Data provided START

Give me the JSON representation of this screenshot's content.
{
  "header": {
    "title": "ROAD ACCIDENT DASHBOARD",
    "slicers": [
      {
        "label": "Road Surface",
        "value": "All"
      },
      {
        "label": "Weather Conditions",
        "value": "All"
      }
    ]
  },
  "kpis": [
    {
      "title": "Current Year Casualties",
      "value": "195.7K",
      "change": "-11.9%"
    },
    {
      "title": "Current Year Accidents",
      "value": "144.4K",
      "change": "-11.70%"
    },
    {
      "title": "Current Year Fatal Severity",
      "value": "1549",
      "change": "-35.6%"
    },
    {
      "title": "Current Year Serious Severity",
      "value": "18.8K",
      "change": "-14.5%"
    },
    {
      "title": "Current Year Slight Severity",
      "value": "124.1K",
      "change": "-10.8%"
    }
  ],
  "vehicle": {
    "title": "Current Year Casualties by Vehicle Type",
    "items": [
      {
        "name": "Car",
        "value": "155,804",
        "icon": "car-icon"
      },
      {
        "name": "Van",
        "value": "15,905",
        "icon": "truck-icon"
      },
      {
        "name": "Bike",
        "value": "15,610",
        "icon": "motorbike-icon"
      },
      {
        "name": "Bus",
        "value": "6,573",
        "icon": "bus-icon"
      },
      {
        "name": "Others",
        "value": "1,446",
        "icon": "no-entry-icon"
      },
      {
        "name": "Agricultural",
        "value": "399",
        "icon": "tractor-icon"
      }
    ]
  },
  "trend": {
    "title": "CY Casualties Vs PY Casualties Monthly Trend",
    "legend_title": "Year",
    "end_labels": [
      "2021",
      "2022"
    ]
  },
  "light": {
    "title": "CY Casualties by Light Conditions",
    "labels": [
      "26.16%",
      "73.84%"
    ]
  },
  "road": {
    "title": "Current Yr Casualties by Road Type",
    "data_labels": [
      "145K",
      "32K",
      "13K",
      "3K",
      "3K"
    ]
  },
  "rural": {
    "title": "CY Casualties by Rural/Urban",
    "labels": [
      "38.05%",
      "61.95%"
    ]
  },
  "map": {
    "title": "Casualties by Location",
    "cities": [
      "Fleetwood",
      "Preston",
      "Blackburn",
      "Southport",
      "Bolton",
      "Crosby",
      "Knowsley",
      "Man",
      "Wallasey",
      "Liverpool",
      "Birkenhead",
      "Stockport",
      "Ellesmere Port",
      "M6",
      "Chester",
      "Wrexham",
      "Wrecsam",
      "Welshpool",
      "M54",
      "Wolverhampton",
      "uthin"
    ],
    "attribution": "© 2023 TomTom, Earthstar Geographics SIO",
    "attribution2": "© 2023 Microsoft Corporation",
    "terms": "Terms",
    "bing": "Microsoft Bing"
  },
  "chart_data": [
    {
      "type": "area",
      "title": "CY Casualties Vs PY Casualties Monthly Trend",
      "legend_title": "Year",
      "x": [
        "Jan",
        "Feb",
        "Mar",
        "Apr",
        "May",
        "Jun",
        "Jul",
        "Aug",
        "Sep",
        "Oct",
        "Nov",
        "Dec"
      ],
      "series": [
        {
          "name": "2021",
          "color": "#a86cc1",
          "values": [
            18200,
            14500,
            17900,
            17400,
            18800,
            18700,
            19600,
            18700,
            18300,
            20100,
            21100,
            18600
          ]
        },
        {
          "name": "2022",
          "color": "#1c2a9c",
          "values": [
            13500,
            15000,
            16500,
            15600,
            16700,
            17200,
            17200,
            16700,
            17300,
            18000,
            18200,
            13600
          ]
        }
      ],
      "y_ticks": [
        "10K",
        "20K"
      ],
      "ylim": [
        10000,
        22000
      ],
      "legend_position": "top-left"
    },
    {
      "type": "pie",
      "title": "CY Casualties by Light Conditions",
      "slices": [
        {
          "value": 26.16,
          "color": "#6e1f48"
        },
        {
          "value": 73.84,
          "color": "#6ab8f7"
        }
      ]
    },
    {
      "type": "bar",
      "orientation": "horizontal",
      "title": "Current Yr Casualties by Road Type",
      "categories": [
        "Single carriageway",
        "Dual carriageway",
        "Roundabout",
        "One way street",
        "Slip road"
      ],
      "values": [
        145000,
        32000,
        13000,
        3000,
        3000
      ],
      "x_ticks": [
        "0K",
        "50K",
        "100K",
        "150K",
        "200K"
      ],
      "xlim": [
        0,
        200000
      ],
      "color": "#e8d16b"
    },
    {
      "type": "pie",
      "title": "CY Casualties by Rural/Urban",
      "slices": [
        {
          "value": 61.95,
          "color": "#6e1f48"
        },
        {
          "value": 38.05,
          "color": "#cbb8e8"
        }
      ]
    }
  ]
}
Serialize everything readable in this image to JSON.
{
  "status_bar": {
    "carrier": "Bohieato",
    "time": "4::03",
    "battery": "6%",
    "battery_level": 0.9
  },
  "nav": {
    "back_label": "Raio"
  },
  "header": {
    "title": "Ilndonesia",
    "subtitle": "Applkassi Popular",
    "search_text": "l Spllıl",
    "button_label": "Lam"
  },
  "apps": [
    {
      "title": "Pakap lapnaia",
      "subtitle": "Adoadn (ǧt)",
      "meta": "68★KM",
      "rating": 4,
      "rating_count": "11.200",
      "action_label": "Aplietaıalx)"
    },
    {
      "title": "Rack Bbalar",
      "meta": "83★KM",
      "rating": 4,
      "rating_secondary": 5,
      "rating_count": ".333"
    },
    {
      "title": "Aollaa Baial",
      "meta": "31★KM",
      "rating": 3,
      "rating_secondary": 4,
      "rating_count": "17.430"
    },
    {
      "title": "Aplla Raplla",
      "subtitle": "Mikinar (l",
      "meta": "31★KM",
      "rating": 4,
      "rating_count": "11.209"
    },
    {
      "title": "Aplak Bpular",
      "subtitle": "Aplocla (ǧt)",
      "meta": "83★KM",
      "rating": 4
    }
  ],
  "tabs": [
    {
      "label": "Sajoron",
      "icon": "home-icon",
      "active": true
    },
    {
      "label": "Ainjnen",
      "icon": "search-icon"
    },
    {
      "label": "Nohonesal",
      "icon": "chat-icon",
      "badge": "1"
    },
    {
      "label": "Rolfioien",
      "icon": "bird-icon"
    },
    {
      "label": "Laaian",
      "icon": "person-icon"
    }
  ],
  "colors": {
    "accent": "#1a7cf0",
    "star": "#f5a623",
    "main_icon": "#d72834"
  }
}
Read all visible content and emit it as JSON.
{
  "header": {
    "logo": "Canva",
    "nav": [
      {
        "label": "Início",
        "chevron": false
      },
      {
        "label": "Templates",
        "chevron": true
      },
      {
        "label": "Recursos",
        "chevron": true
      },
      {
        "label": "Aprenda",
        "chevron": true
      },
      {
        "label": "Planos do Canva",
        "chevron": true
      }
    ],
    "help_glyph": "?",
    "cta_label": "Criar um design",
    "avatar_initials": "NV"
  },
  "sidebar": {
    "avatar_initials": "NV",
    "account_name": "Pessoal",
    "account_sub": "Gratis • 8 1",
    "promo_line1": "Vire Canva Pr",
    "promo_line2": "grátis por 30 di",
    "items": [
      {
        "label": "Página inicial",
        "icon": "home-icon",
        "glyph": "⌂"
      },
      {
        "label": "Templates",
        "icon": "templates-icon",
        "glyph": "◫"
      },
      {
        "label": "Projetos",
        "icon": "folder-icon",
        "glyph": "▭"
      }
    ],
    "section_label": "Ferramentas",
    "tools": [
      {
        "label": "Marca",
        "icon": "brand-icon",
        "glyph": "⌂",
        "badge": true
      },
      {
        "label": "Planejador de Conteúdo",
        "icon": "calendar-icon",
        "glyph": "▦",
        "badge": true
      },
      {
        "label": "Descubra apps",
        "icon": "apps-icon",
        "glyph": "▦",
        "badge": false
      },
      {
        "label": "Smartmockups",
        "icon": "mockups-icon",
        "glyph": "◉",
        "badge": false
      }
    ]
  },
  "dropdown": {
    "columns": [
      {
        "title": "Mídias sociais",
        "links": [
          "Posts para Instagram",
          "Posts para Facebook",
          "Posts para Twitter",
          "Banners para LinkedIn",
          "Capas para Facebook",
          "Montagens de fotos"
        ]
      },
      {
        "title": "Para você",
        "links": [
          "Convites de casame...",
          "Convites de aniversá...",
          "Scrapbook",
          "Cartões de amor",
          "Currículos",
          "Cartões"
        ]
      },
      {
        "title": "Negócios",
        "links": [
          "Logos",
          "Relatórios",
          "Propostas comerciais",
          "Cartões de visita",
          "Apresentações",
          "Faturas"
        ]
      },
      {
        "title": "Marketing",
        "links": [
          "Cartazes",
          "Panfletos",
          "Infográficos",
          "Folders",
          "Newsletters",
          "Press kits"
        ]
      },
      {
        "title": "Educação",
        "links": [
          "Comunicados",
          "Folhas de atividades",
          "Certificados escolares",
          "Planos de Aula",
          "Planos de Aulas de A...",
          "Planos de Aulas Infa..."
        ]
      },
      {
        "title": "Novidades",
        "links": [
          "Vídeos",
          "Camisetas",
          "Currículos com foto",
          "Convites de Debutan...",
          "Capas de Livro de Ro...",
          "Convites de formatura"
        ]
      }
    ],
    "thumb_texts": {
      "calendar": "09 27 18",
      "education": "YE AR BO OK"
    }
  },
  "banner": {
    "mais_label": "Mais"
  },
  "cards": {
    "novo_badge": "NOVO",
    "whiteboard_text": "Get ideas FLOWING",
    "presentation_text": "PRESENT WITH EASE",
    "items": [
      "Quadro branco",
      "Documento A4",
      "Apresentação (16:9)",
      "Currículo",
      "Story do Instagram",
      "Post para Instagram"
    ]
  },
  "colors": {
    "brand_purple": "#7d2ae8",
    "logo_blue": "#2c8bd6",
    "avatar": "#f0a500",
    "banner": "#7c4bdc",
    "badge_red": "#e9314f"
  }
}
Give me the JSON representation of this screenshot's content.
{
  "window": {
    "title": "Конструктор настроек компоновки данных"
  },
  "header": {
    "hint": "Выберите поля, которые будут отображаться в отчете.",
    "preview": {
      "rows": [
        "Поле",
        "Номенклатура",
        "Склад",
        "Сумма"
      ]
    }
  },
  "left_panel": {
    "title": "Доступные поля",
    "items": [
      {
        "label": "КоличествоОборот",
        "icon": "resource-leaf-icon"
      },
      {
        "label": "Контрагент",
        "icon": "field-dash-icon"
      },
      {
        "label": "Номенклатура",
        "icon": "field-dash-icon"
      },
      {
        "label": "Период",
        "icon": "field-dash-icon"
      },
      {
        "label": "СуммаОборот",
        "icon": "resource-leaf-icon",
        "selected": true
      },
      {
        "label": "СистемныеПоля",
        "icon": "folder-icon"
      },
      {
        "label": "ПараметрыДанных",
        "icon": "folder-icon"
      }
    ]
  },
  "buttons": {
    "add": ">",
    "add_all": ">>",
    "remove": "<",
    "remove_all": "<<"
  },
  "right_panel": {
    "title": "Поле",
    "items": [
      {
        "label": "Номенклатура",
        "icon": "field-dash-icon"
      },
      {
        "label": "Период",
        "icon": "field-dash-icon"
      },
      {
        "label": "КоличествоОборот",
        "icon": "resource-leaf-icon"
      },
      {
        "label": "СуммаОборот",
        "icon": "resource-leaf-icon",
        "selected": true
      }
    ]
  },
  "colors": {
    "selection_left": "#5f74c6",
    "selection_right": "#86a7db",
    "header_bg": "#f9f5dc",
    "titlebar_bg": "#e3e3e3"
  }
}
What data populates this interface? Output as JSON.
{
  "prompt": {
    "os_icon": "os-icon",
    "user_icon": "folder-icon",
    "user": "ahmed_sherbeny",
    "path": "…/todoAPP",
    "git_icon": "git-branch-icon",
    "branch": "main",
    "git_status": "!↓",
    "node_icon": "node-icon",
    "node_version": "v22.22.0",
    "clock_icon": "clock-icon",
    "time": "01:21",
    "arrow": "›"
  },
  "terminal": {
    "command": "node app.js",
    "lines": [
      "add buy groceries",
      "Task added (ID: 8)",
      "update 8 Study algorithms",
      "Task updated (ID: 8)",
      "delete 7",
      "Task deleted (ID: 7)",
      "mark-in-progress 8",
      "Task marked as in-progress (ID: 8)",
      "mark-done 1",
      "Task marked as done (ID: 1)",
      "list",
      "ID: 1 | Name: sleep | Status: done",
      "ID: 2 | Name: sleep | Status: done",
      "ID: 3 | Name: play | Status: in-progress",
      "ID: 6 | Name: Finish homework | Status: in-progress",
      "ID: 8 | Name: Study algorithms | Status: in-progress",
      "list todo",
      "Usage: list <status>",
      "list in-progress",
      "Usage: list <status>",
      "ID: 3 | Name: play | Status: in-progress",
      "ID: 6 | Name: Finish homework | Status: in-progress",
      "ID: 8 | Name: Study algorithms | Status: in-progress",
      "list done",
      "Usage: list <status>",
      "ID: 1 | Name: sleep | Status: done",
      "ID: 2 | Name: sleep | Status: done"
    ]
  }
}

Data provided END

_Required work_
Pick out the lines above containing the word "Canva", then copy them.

_Solution_
    "logo": "Canva",
        "label": "Planos do Canva",
    "promo_line1": "Vire Canva Pr",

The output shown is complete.